**Records to process**
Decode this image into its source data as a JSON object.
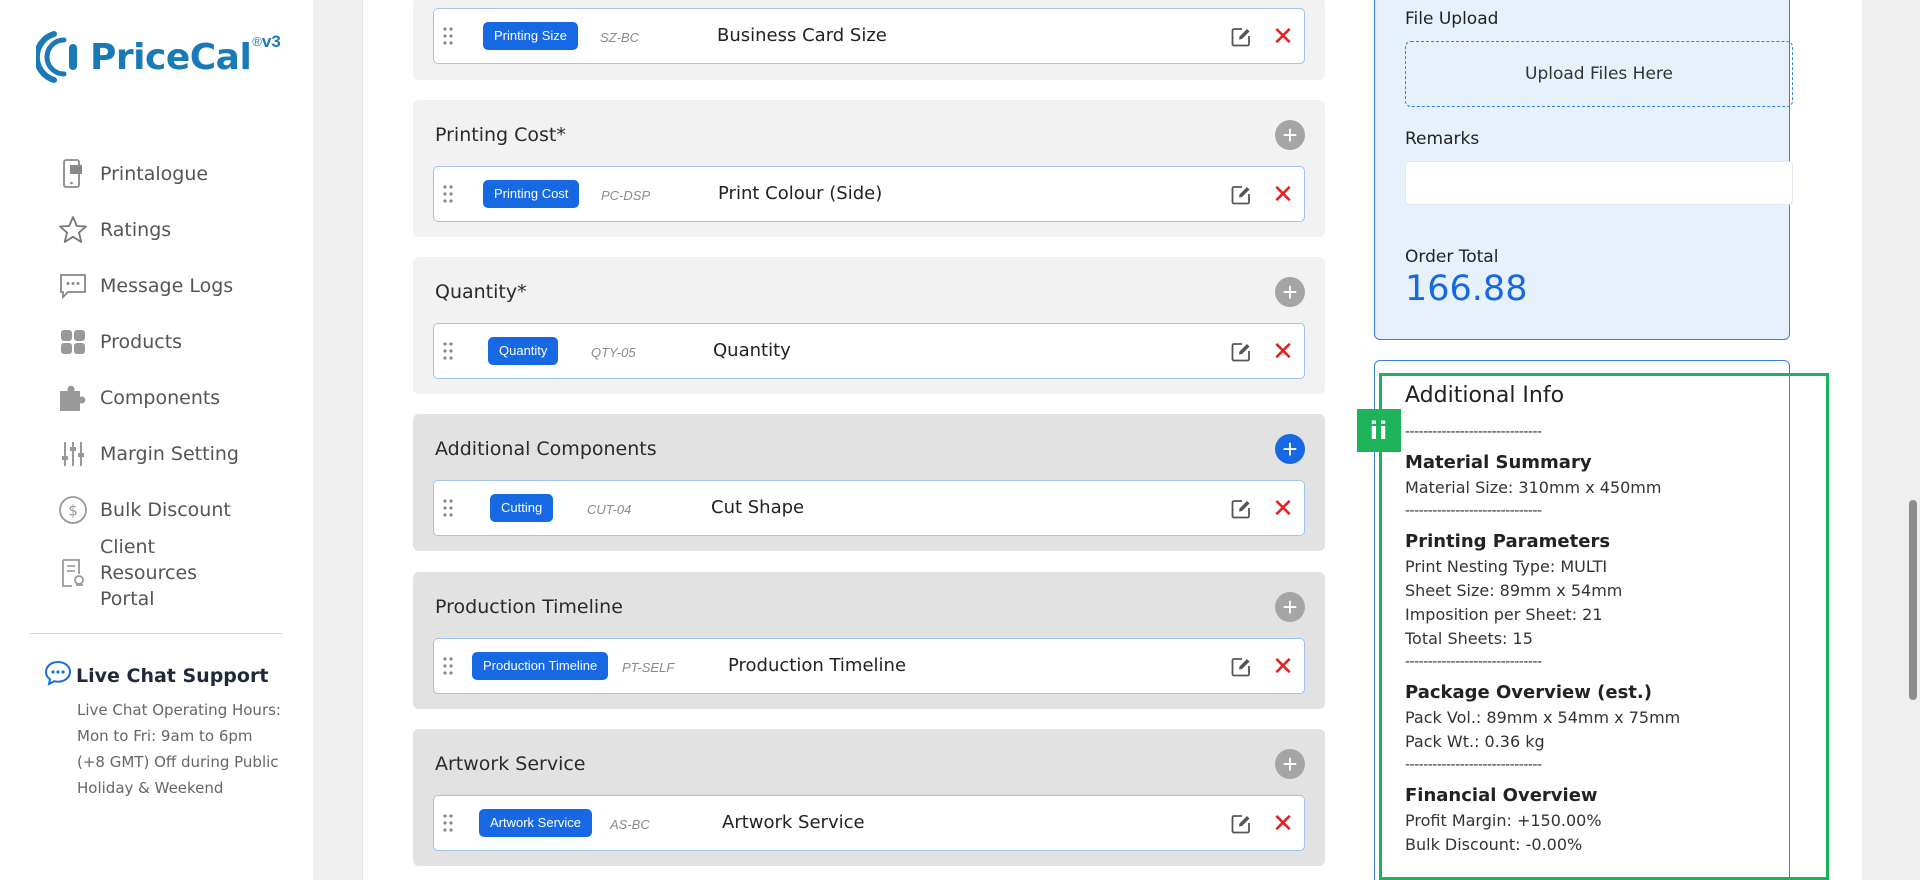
{
  "app": {
    "logo_text": "PriceCal",
    "logo_sup": "®",
    "logo_version": "v3"
  },
  "sidebar": {
    "items": [
      {
        "label": "Printalogue",
        "icon": "phone-catalog-icon"
      },
      {
        "label": "Ratings",
        "icon": "star-icon"
      },
      {
        "label": "Message Logs",
        "icon": "message-icon"
      },
      {
        "label": "Products",
        "icon": "grid-icon"
      },
      {
        "label": "Components",
        "icon": "puzzle-icon"
      },
      {
        "label": "Margin Setting",
        "icon": "sliders-icon"
      },
      {
        "label": "Bulk Discount",
        "icon": "dollar-circle-icon"
      },
      {
        "label": "Client Resources Portal",
        "icon": "document-icon"
      }
    ],
    "chat": {
      "title": "Live Chat Support",
      "hours": "Live Chat Operating Hours: Mon to Fri: 9am to 6pm (+8 GMT) Off during Public Holiday & Weekend"
    }
  },
  "sections": [
    {
      "title": "",
      "rows": [
        {
          "tag": "Printing Size",
          "code": "SZ-BC",
          "name": "Business Card Size"
        }
      ]
    },
    {
      "title": "Printing Cost*",
      "rows": [
        {
          "tag": "Printing Cost",
          "code": "PC-DSP",
          "name": "Print Colour (Side)"
        }
      ]
    },
    {
      "title": "Quantity*",
      "rows": [
        {
          "tag": "Quantity",
          "code": "QTY-05",
          "name": "Quantity"
        }
      ]
    },
    {
      "title": "Additional Components",
      "rows": [
        {
          "tag": "Cutting",
          "code": "CUT-04",
          "name": "Cut Shape"
        }
      ]
    },
    {
      "title": "Production Timeline",
      "rows": [
        {
          "tag": "Production Timeline",
          "code": "PT-SELF",
          "name": "Production Timeline"
        }
      ]
    },
    {
      "title": "Artwork Service",
      "rows": [
        {
          "tag": "Artwork Service",
          "code": "AS-BC",
          "name": "Artwork Service"
        }
      ]
    }
  ],
  "order": {
    "file_upload_label": "File Upload",
    "upload_text": "Upload Files Here",
    "remarks_label": "Remarks",
    "remarks_value": "",
    "total_label": "Order Total",
    "total_value": "166.88"
  },
  "info": {
    "badge": "ii",
    "title": "Additional Info",
    "separator": "------------------------------",
    "material": {
      "heading": "Material Summary",
      "lines": [
        "Material Size: 310mm x 450mm"
      ]
    },
    "printing": {
      "heading": "Printing Parameters",
      "lines": [
        "Print Nesting Type: MULTI",
        "Sheet Size: 89mm x 54mm",
        "Imposition per Sheet: 21",
        "Total Sheets: 15"
      ]
    },
    "package": {
      "heading": "Package Overview (est.)",
      "lines": [
        "Pack Vol.: 89mm x 54mm x 75mm",
        "Pack Wt.: 0.36 kg"
      ]
    },
    "financial": {
      "heading": "Financial Overview",
      "lines": [
        "Profit Margin: +150.00%",
        "Bulk Discount: -0.00%"
      ]
    }
  },
  "colors": {
    "accent": "#1668e3",
    "danger": "#e52020",
    "highlight": "#1db35b",
    "brand": "#1a7ab8"
  }
}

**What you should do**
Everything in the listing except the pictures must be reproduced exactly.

**Your response**
Decode this image into its source data as a JSON object.
{
  "app": {
    "logo_text": "PriceCal",
    "logo_sup": "®",
    "logo_version": "v3"
  },
  "sidebar": {
    "items": [
      {
        "label": "Printalogue",
        "icon": "phone-catalog-icon"
      },
      {
        "label": "Ratings",
        "icon": "star-icon"
      },
      {
        "label": "Message Logs",
        "icon": "message-icon"
      },
      {
        "label": "Products",
        "icon": "grid-icon"
      },
      {
        "label": "Components",
        "icon": "puzzle-icon"
      },
      {
        "label": "Margin Setting",
        "icon": "sliders-icon"
      },
      {
        "label": "Bulk Discount",
        "icon": "dollar-circle-icon"
      },
      {
        "label": "Client Resources Portal",
        "icon": "document-icon"
      }
    ],
    "chat": {
      "title": "Live Chat Support",
      "hours": "Live Chat Operating Hours: Mon to Fri: 9am to 6pm (+8 GMT) Off during Public Holiday & Weekend"
    }
  },
  "sections": [
    {
      "title": "",
      "rows": [
        {
          "tag": "Printing Size",
          "code": "SZ-BC",
          "name": "Business Card Size"
        }
      ]
    },
    {
      "title": "Printing Cost*",
      "rows": [
        {
          "tag": "Printing Cost",
          "code": "PC-DSP",
          "name": "Print Colour (Side)"
        }
      ]
    },
    {
      "title": "Quantity*",
      "rows": [
        {
          "tag": "Quantity",
          "code": "QTY-05",
          "name": "Quantity"
        }
      ]
    },
    {
      "title": "Additional Components",
      "rows": [
        {
          "tag": "Cutting",
          "code": "CUT-04",
          "name": "Cut Shape"
        }
      ]
    },
    {
      "title": "Production Timeline",
      "rows": [
        {
          "tag": "Production Timeline",
          "code": "PT-SELF",
          "name": "Production Timeline"
        }
      ]
    },
    {
      "title": "Artwork Service",
      "rows": [
        {
          "tag": "Artwork Service",
          "code": "AS-BC",
          "name": "Artwork Service"
        }
      ]
    }
  ],
  "order": {
    "file_upload_label": "File Upload",
    "upload_text": "Upload Files Here",
    "remarks_label": "Remarks",
    "remarks_value": "",
    "total_label": "Order Total",
    "total_value": "166.88"
  },
  "info": {
    "badge": "ii",
    "title": "Additional Info",
    "separator": "------------------------------",
    "material": {
      "heading": "Material Summary",
      "lines": [
        "Material Size: 310mm x 450mm"
      ]
    },
    "printing": {
      "heading": "Printing Parameters",
      "lines": [
        "Print Nesting Type: MULTI",
        "Sheet Size: 89mm x 54mm",
        "Imposition per Sheet: 21",
        "Total Sheets: 15"
      ]
    },
    "package": {
      "heading": "Package Overview (est.)",
      "lines": [
        "Pack Vol.: 89mm x 54mm x 75mm",
        "Pack Wt.: 0.36 kg"
      ]
    },
    "financial": {
      "heading": "Financial Overview",
      "lines": [
        "Profit Margin: +150.00%",
        "Bulk Discount: -0.00%"
      ]
    }
  },
  "colors": {
    "accent": "#1668e3",
    "danger": "#e52020",
    "highlight": "#1db35b",
    "brand": "#1a7ab8"
  }
}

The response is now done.